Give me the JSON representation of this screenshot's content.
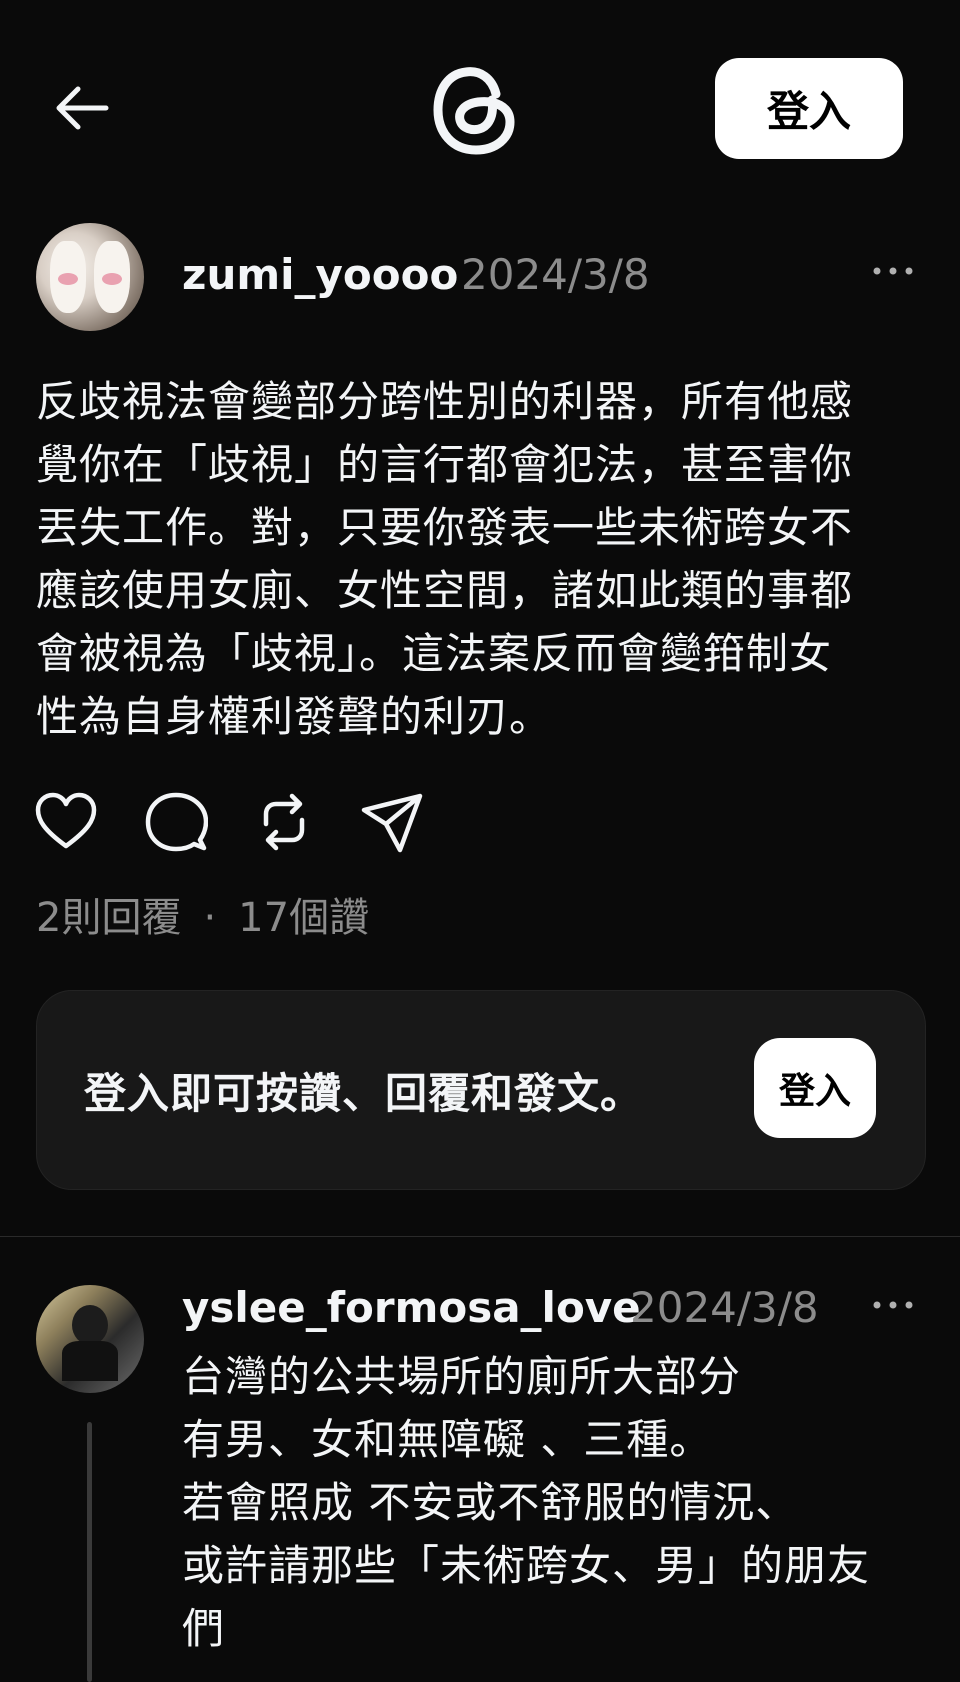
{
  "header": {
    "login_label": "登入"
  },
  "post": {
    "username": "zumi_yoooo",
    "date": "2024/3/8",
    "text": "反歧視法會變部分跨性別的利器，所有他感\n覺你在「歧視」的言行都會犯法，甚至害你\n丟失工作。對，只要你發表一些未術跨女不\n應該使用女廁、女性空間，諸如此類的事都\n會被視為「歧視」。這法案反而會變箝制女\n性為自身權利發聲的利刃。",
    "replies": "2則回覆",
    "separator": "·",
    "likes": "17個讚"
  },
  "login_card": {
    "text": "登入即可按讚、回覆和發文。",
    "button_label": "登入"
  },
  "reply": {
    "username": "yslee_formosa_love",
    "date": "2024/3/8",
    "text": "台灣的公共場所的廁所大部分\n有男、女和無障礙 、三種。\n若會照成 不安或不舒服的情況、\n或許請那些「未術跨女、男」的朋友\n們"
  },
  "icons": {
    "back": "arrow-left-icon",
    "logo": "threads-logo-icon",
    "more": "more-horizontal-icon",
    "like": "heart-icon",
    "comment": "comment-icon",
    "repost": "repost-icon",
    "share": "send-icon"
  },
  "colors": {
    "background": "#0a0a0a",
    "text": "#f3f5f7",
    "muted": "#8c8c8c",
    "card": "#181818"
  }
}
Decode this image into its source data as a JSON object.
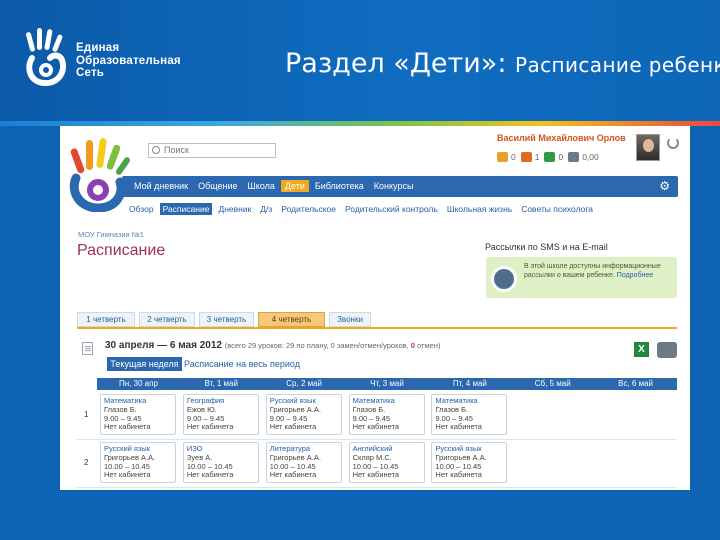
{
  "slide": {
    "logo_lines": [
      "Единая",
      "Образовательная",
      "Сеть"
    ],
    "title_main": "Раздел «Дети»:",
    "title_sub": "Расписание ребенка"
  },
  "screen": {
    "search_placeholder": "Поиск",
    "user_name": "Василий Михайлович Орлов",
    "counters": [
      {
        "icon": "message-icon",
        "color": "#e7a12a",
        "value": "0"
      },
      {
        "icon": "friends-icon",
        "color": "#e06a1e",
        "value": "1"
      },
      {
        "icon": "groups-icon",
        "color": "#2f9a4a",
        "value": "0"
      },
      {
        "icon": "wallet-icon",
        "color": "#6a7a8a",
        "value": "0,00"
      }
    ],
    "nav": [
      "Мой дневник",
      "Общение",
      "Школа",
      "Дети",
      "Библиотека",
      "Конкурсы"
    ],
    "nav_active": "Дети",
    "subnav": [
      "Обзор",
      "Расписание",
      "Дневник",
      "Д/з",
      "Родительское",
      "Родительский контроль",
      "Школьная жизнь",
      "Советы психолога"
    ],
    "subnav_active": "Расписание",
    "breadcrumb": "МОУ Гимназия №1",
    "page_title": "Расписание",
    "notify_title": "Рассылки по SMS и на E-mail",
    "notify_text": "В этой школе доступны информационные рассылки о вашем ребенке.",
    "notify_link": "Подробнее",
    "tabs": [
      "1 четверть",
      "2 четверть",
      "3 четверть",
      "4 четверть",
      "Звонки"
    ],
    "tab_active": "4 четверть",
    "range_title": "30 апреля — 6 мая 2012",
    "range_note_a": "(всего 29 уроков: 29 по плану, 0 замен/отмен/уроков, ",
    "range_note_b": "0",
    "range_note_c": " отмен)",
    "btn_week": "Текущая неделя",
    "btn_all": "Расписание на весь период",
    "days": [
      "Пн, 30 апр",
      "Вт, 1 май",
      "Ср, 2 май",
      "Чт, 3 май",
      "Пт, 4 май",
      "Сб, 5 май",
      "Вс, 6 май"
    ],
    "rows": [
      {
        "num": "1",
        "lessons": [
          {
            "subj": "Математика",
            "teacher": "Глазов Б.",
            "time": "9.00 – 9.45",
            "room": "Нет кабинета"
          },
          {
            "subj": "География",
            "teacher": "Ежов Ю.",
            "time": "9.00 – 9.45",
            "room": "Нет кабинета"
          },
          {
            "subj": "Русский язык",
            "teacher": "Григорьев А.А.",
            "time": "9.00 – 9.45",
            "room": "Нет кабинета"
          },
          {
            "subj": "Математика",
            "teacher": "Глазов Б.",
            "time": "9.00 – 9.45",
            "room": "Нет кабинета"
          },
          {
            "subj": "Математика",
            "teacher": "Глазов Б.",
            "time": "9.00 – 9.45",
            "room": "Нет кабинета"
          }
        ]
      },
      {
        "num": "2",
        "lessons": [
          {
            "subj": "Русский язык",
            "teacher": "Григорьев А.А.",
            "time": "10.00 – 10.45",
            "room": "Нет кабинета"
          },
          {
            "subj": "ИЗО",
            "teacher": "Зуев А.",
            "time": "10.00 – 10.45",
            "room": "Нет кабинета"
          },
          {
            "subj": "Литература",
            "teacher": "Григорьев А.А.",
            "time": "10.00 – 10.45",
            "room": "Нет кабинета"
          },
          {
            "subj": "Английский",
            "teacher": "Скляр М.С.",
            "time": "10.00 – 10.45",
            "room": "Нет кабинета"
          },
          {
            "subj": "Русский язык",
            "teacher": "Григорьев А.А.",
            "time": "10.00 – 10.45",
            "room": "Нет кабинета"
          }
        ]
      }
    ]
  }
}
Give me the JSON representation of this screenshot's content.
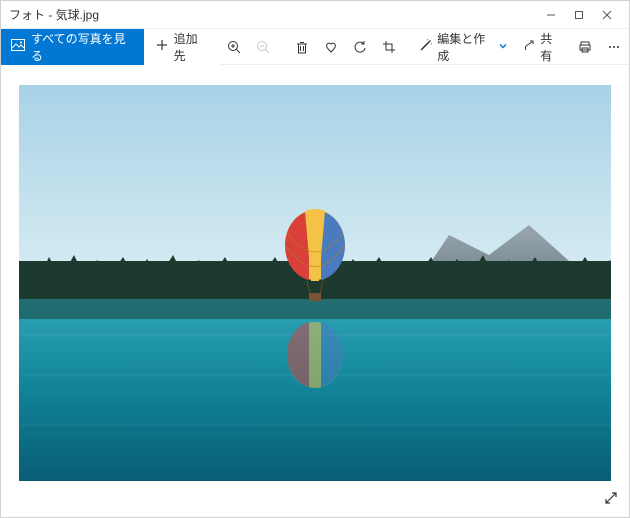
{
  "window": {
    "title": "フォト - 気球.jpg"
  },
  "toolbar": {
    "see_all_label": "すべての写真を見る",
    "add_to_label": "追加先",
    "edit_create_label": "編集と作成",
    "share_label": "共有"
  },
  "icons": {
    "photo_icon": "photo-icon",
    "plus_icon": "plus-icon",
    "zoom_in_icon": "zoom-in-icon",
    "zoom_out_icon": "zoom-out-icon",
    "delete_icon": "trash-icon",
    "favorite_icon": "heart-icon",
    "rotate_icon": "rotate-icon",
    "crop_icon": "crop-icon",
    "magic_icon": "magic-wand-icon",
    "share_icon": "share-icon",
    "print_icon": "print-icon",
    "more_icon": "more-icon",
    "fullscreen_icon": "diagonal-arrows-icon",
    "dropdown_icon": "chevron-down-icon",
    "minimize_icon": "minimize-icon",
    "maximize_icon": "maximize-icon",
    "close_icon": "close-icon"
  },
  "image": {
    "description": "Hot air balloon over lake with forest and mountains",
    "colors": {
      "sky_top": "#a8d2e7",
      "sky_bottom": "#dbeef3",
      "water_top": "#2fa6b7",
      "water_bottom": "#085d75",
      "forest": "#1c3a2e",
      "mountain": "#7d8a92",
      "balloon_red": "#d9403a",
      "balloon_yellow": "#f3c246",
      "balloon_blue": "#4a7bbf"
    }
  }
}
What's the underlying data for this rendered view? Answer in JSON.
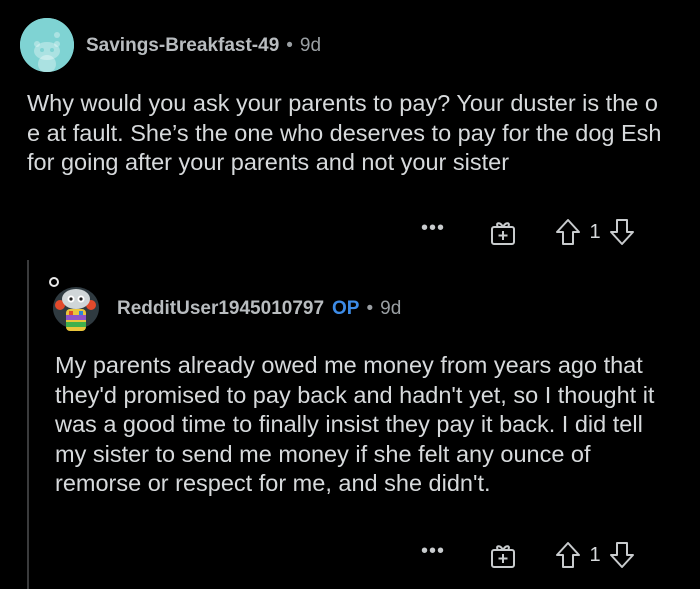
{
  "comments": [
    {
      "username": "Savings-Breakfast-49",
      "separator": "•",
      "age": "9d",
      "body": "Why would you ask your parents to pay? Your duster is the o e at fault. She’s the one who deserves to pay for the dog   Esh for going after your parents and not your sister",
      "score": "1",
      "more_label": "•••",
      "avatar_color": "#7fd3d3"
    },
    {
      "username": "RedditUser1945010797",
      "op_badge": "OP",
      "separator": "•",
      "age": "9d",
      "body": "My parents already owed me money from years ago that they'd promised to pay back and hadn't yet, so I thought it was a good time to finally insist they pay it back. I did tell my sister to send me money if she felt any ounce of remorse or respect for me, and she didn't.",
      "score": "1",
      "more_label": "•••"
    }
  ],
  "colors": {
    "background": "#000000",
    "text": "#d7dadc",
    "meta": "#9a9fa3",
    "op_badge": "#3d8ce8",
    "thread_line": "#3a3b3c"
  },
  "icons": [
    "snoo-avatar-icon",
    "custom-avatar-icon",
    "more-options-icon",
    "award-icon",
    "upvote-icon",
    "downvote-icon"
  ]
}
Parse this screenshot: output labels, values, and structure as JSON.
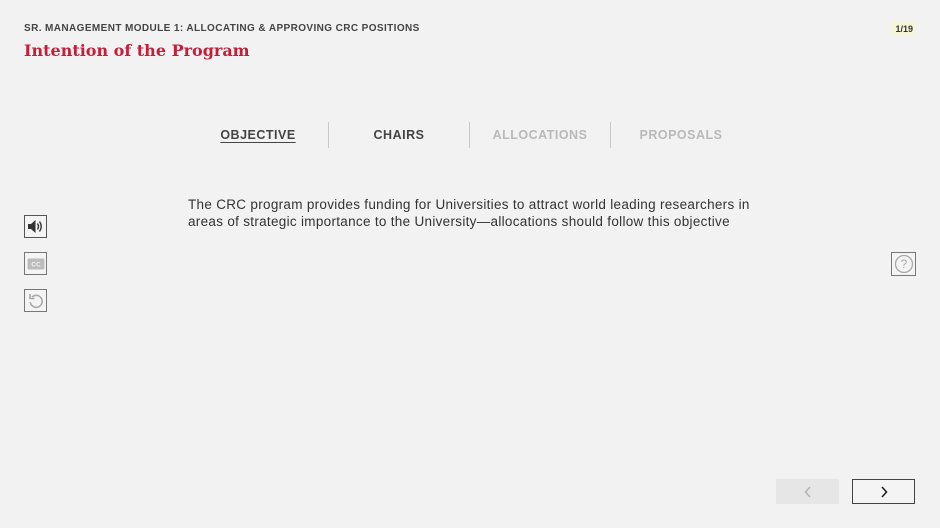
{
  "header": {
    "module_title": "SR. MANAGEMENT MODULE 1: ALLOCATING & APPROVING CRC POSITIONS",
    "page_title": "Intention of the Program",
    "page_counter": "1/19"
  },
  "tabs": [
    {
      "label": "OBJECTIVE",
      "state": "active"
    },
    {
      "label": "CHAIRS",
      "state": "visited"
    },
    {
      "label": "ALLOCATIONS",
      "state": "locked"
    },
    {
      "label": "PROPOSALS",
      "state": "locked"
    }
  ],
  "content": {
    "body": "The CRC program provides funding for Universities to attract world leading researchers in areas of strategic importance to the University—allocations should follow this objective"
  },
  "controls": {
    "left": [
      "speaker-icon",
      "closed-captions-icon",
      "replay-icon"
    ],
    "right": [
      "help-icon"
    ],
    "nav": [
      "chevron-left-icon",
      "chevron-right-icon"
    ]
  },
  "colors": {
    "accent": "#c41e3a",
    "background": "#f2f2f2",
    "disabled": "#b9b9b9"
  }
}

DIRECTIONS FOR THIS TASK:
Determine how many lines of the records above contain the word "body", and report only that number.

RESPONSE AREA:
3